[Material supplied — start]

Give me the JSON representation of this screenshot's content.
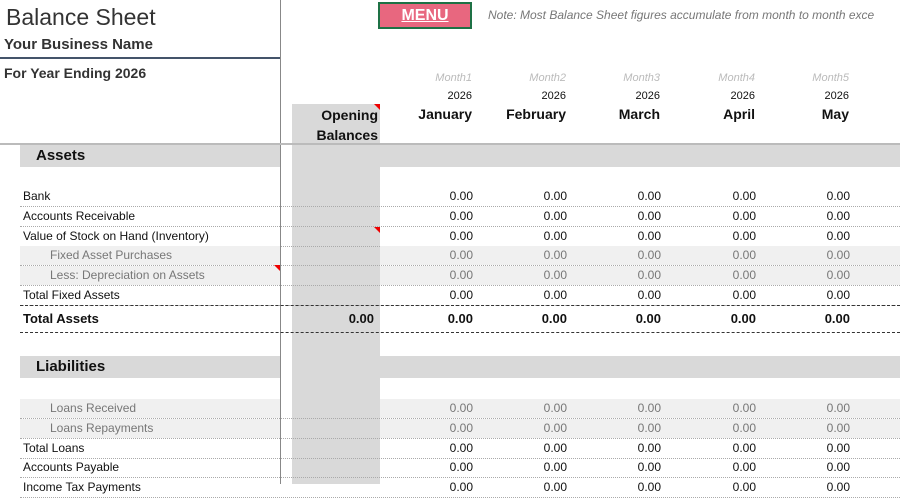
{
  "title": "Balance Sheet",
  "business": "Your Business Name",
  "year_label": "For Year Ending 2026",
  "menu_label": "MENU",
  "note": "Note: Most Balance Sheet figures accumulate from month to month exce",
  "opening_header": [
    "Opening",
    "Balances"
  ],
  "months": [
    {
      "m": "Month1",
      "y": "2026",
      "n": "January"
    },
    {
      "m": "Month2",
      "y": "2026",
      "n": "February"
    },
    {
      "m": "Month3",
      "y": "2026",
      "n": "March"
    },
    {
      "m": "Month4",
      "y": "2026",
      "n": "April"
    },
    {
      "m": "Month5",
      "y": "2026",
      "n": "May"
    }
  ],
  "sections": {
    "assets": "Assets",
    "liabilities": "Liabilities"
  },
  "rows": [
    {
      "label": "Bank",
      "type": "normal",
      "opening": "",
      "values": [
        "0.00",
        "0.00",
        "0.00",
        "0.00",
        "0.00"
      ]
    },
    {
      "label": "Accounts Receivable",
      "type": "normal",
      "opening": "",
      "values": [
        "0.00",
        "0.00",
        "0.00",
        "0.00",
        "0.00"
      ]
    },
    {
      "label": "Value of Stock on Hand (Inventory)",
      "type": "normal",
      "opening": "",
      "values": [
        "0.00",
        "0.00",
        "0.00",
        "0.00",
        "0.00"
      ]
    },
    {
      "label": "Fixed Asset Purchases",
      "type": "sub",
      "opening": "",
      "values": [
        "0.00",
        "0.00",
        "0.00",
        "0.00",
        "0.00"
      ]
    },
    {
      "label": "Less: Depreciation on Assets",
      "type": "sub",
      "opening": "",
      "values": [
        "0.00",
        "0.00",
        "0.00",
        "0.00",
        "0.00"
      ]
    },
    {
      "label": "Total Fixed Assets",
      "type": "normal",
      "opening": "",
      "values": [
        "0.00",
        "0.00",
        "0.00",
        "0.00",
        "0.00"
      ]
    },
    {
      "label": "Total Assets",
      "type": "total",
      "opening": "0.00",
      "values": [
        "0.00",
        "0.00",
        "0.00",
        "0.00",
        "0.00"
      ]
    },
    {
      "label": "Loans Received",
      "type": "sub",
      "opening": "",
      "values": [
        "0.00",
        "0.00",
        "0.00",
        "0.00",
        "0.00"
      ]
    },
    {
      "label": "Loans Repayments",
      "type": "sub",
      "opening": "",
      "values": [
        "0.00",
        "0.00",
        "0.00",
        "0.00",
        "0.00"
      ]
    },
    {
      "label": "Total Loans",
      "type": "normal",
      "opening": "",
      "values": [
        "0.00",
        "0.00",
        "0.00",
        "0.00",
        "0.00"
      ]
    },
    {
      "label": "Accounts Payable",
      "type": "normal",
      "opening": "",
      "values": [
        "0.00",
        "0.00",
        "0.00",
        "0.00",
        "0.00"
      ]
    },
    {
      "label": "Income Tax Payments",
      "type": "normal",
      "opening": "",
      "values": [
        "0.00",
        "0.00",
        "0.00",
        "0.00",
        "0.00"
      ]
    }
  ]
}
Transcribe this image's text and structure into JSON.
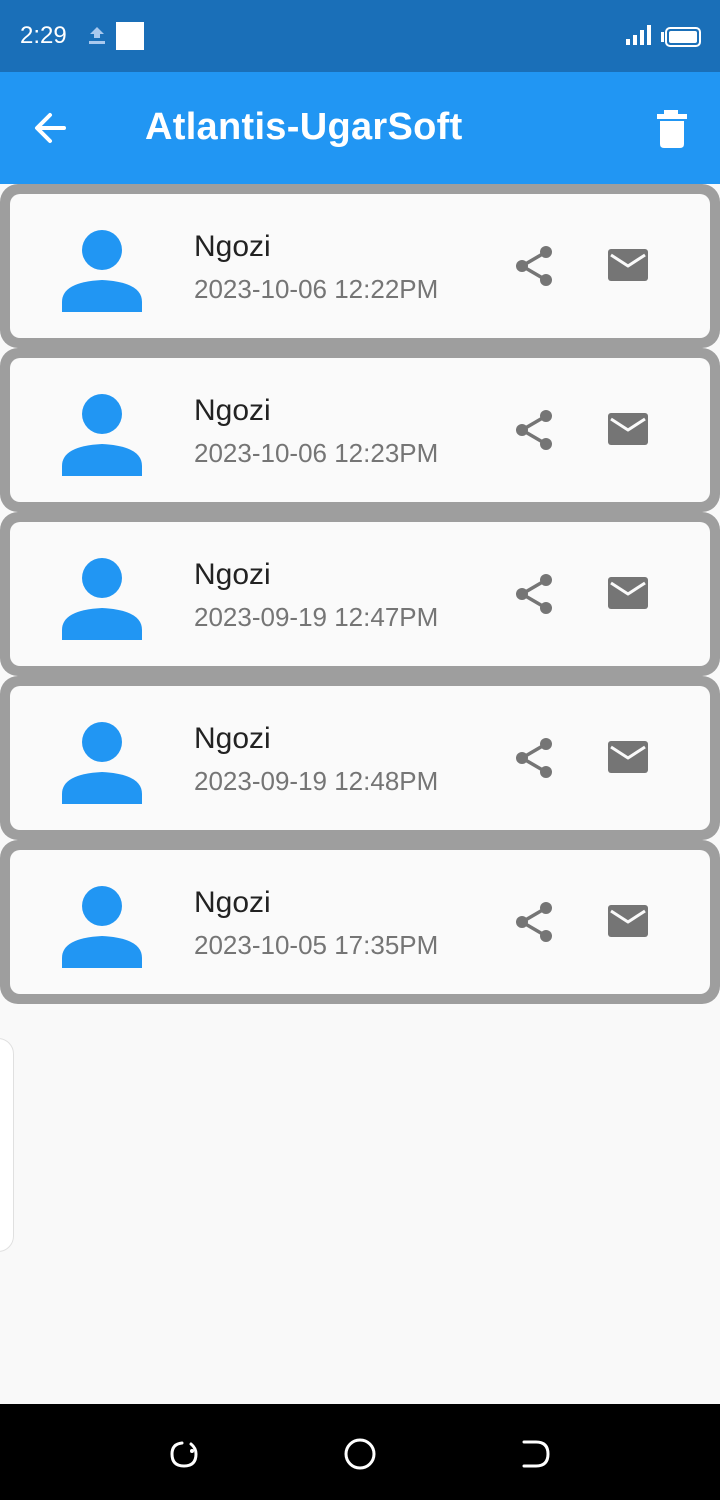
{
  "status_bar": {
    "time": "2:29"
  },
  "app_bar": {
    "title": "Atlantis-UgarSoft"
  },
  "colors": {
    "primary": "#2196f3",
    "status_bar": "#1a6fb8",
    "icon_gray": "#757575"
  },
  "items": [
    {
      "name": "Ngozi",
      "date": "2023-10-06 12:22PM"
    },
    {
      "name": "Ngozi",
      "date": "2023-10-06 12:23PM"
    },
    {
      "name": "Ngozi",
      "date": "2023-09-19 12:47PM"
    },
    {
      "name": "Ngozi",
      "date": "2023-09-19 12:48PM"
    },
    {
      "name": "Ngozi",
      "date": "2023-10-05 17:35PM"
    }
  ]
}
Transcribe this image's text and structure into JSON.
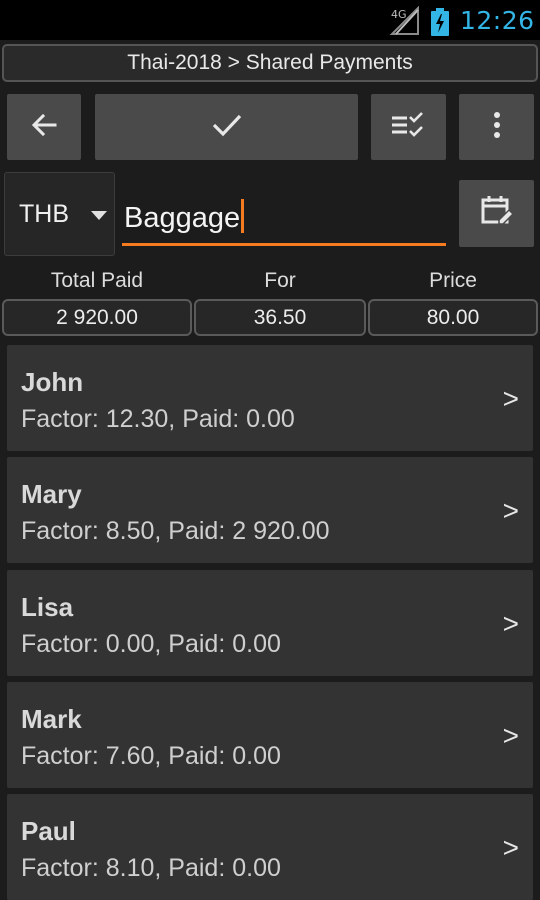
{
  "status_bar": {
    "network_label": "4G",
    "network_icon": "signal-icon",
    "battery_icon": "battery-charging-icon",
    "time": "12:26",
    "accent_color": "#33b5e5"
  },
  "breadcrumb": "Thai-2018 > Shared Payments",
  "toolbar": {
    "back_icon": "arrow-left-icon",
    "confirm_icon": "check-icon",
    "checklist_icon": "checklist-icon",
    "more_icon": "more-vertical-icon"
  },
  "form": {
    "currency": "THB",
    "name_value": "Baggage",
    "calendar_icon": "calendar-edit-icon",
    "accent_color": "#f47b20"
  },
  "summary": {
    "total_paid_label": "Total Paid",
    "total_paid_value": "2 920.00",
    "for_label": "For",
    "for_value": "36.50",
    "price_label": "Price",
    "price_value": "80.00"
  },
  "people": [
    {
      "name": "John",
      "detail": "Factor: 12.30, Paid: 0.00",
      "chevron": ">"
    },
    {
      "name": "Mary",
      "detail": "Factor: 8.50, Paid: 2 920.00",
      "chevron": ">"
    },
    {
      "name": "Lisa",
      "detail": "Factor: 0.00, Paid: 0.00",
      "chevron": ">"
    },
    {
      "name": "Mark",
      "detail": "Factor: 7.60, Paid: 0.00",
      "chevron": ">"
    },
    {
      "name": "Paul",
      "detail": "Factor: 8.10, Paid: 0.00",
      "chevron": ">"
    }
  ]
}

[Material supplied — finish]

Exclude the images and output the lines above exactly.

Exercise solution:
Give me the JSON representation of this screenshot's content.
{
  "title": "Balance Sheet",
  "business": "Your Business Name",
  "year_label": "For Year Ending 2026",
  "menu_label": "MENU",
  "note": "Note: Most Balance Sheet figures accumulate from month to month exce",
  "opening_header": [
    "Opening",
    "Balances"
  ],
  "months": [
    {
      "m": "Month1",
      "y": "2026",
      "n": "January"
    },
    {
      "m": "Month2",
      "y": "2026",
      "n": "February"
    },
    {
      "m": "Month3",
      "y": "2026",
      "n": "March"
    },
    {
      "m": "Month4",
      "y": "2026",
      "n": "April"
    },
    {
      "m": "Month5",
      "y": "2026",
      "n": "May"
    }
  ],
  "sections": {
    "assets": "Assets",
    "liabilities": "Liabilities"
  },
  "rows": [
    {
      "label": "Bank",
      "type": "normal",
      "opening": "",
      "values": [
        "0.00",
        "0.00",
        "0.00",
        "0.00",
        "0.00"
      ]
    },
    {
      "label": "Accounts Receivable",
      "type": "normal",
      "opening": "",
      "values": [
        "0.00",
        "0.00",
        "0.00",
        "0.00",
        "0.00"
      ]
    },
    {
      "label": "Value of Stock on Hand (Inventory)",
      "type": "normal",
      "opening": "",
      "values": [
        "0.00",
        "0.00",
        "0.00",
        "0.00",
        "0.00"
      ]
    },
    {
      "label": "Fixed Asset Purchases",
      "type": "sub",
      "opening": "",
      "values": [
        "0.00",
        "0.00",
        "0.00",
        "0.00",
        "0.00"
      ]
    },
    {
      "label": "Less: Depreciation on Assets",
      "type": "sub",
      "opening": "",
      "values": [
        "0.00",
        "0.00",
        "0.00",
        "0.00",
        "0.00"
      ]
    },
    {
      "label": "Total Fixed Assets",
      "type": "normal",
      "opening": "",
      "values": [
        "0.00",
        "0.00",
        "0.00",
        "0.00",
        "0.00"
      ]
    },
    {
      "label": "Total Assets",
      "type": "total",
      "opening": "0.00",
      "values": [
        "0.00",
        "0.00",
        "0.00",
        "0.00",
        "0.00"
      ]
    },
    {
      "label": "Loans Received",
      "type": "sub",
      "opening": "",
      "values": [
        "0.00",
        "0.00",
        "0.00",
        "0.00",
        "0.00"
      ]
    },
    {
      "label": "Loans Repayments",
      "type": "sub",
      "opening": "",
      "values": [
        "0.00",
        "0.00",
        "0.00",
        "0.00",
        "0.00"
      ]
    },
    {
      "label": "Total Loans",
      "type": "normal",
      "opening": "",
      "values": [
        "0.00",
        "0.00",
        "0.00",
        "0.00",
        "0.00"
      ]
    },
    {
      "label": "Accounts Payable",
      "type": "normal",
      "opening": "",
      "values": [
        "0.00",
        "0.00",
        "0.00",
        "0.00",
        "0.00"
      ]
    },
    {
      "label": "Income Tax Payments",
      "type": "normal",
      "opening": "",
      "values": [
        "0.00",
        "0.00",
        "0.00",
        "0.00",
        "0.00"
      ]
    }
  ]
}
Transcribe this image's text and structure into JSON.
{
  "status_bar": {
    "time": "2:29"
  },
  "app_bar": {
    "title": "Atlantis-UgarSoft"
  },
  "colors": {
    "primary": "#2196f3",
    "status_bar": "#1a6fb8",
    "icon_gray": "#757575"
  },
  "items": [
    {
      "name": "Ngozi",
      "date": "2023-10-06 12:22PM"
    },
    {
      "name": "Ngozi",
      "date": "2023-10-06 12:23PM"
    },
    {
      "name": "Ngozi",
      "date": "2023-09-19 12:47PM"
    },
    {
      "name": "Ngozi",
      "date": "2023-09-19 12:48PM"
    },
    {
      "name": "Ngozi",
      "date": "2023-10-05 17:35PM"
    }
  ]
}
Transcribe this image's text and structure into JSON.
{
  "status_bar": {
    "network_label": "4G",
    "network_icon": "signal-icon",
    "battery_icon": "battery-charging-icon",
    "time": "12:26",
    "accent_color": "#33b5e5"
  },
  "breadcrumb": "Thai-2018 > Shared Payments",
  "toolbar": {
    "back_icon": "arrow-left-icon",
    "confirm_icon": "check-icon",
    "checklist_icon": "checklist-icon",
    "more_icon": "more-vertical-icon"
  },
  "form": {
    "currency": "THB",
    "name_value": "Baggage",
    "calendar_icon": "calendar-edit-icon",
    "accent_color": "#f47b20"
  },
  "summary": {
    "total_paid_label": "Total Paid",
    "total_paid_value": "2 920.00",
    "for_label": "For",
    "for_value": "36.50",
    "price_label": "Price",
    "price_value": "80.00"
  },
  "people": [
    {
      "name": "John",
      "detail": "Factor: 12.30, Paid: 0.00",
      "chevron": ">"
    },
    {
      "name": "Mary",
      "detail": "Factor: 8.50, Paid: 2 920.00",
      "chevron": ">"
    },
    {
      "name": "Lisa",
      "detail": "Factor: 0.00, Paid: 0.00",
      "chevron": ">"
    },
    {
      "name": "Mark",
      "detail": "Factor: 7.60, Paid: 0.00",
      "chevron": ">"
    },
    {
      "name": "Paul",
      "detail": "Factor: 8.10, Paid: 0.00",
      "chevron": ">"
    }
  ]
}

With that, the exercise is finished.